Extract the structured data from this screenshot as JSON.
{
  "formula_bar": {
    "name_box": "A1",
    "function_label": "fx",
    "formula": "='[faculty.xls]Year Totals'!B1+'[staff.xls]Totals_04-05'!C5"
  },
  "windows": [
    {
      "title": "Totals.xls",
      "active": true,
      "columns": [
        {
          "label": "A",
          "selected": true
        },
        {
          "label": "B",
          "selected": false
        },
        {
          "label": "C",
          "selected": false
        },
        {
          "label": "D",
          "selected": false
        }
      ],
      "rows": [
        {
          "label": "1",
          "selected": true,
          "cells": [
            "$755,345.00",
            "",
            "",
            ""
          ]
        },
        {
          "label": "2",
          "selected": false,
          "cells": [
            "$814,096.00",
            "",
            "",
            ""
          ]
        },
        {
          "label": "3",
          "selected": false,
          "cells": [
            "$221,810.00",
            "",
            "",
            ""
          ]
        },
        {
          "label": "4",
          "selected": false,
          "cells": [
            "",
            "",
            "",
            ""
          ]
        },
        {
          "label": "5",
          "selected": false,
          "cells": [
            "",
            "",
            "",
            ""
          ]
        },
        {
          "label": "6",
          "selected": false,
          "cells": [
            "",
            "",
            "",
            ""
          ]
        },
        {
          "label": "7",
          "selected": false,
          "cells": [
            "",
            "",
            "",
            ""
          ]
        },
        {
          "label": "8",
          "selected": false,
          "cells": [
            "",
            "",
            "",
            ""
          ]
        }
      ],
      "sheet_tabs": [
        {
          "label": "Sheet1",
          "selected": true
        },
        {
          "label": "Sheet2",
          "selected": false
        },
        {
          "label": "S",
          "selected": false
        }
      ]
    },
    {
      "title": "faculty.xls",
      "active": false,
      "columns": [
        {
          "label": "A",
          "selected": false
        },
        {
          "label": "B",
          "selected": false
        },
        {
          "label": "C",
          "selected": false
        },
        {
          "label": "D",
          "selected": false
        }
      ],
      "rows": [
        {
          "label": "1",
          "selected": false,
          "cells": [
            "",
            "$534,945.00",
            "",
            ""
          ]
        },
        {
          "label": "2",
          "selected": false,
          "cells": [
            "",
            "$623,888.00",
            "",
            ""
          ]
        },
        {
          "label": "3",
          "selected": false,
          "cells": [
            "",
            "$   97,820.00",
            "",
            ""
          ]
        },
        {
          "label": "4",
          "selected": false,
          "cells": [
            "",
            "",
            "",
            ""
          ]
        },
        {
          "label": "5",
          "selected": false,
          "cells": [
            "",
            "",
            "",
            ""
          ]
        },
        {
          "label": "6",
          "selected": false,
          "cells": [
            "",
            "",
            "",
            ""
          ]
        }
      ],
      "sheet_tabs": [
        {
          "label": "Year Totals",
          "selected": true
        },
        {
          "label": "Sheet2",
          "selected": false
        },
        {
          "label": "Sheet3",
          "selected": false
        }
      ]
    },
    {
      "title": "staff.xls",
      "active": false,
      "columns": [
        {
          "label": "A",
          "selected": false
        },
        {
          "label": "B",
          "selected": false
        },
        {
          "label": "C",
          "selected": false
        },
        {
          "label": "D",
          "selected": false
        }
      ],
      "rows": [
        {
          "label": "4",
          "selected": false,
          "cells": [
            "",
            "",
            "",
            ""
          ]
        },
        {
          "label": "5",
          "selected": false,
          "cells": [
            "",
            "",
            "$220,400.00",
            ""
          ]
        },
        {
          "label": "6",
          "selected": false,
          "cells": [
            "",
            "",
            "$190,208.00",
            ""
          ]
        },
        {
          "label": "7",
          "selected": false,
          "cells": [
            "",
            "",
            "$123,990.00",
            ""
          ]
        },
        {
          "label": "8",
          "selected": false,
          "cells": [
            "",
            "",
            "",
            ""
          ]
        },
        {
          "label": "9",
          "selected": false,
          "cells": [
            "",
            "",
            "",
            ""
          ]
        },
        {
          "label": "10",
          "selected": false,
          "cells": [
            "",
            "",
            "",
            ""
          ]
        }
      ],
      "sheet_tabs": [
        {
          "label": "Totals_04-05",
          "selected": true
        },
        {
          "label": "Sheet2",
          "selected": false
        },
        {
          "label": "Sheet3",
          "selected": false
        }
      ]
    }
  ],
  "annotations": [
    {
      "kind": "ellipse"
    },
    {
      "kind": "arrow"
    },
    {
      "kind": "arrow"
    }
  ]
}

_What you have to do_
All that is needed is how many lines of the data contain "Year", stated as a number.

_Response to the task_
2